= Dataset extract =
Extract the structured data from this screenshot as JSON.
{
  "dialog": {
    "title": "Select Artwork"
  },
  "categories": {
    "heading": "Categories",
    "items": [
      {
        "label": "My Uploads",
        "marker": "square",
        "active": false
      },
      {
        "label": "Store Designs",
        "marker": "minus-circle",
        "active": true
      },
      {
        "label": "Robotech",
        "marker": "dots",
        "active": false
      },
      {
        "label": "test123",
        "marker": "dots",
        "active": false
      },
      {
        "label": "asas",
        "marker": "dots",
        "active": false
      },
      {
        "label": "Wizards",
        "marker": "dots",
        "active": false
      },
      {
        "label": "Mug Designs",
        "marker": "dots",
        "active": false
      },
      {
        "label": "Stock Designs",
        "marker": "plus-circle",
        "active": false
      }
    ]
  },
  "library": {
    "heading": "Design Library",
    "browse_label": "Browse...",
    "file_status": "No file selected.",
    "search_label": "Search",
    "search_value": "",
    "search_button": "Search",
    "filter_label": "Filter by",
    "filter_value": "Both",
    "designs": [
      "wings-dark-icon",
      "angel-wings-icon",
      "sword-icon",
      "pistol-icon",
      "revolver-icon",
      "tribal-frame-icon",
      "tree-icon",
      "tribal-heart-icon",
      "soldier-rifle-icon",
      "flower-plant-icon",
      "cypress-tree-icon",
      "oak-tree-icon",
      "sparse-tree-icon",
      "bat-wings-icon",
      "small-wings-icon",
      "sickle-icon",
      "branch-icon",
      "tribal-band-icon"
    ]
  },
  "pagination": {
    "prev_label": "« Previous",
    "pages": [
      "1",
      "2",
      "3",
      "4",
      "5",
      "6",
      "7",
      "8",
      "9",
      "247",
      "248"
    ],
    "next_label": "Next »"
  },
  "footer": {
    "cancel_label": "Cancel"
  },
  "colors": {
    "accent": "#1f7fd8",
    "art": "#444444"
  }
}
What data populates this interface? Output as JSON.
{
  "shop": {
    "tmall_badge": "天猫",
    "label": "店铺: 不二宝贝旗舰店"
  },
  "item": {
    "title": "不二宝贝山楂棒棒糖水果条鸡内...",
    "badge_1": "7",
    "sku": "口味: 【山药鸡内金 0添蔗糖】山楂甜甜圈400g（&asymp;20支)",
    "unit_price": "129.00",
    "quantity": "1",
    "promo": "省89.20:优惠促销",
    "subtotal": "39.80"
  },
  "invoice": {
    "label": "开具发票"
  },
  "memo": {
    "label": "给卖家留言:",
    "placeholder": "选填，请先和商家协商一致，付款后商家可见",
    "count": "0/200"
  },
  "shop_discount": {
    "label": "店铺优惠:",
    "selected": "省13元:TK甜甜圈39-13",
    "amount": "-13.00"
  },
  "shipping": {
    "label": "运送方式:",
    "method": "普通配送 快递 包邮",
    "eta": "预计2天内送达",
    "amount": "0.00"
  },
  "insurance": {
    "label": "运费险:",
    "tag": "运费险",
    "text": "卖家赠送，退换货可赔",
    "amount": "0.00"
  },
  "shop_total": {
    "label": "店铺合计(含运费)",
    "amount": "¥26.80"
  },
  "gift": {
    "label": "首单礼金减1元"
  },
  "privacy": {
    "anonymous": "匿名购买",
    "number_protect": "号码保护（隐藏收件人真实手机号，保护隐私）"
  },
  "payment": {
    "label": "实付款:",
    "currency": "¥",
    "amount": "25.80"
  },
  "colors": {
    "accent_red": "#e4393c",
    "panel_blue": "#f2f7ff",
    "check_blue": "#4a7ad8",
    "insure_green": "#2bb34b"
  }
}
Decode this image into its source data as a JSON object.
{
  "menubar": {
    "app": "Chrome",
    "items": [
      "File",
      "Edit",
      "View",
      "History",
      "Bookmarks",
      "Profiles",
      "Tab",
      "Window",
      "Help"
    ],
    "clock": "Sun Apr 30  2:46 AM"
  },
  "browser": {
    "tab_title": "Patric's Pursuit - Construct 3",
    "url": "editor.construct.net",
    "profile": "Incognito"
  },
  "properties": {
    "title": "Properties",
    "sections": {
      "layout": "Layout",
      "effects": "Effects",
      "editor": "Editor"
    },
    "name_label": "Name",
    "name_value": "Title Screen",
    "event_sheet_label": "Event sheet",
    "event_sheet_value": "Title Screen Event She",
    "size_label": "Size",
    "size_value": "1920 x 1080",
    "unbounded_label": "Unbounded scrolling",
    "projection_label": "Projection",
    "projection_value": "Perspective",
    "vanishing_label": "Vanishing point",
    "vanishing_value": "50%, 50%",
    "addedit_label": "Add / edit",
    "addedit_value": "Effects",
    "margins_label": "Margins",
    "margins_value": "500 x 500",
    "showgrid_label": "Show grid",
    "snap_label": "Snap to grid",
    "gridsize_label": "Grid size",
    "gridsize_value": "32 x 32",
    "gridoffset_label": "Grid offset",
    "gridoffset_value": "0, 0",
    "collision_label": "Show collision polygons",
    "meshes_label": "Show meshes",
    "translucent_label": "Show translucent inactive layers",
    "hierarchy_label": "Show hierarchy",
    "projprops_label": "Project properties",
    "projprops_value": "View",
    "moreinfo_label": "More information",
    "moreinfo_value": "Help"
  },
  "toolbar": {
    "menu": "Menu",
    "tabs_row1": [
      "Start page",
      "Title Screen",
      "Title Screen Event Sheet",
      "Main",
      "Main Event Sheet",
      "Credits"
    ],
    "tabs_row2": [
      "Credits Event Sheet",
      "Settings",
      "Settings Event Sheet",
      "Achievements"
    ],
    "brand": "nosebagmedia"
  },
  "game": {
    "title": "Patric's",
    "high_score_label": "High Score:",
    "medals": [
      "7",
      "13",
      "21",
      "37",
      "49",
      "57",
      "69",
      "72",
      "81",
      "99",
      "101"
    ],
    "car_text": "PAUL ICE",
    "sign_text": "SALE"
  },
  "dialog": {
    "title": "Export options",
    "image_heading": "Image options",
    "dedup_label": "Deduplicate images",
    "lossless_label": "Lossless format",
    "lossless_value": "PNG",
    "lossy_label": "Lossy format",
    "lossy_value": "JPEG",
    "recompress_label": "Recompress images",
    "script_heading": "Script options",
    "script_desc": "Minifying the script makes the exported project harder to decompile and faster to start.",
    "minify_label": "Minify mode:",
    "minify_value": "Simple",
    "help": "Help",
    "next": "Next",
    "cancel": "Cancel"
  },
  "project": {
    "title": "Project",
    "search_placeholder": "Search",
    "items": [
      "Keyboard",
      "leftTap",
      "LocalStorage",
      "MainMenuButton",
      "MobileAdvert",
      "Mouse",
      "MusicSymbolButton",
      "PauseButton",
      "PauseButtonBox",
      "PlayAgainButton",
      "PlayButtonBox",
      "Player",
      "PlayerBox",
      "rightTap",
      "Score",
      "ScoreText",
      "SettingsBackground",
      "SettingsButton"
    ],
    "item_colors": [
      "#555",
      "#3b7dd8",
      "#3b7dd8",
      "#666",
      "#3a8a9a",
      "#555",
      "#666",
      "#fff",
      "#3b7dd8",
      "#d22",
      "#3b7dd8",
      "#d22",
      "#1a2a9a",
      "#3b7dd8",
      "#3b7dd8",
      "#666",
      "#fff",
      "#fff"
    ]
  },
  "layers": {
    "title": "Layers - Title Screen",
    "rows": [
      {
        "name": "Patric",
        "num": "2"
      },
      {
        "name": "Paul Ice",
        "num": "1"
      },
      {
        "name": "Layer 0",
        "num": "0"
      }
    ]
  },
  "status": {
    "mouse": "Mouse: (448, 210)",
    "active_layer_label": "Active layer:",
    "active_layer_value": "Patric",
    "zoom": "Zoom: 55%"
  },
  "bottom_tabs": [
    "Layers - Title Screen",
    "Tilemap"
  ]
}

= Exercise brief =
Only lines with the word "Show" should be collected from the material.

= Exercise response =
    "showgrid_label": "Show grid",
    "collision_label": "Show collision polygons",
    "meshes_label": "Show meshes",
    "translucent_label": "Show translucent inactive layers",
    "hierarchy_label": "Show hierarchy",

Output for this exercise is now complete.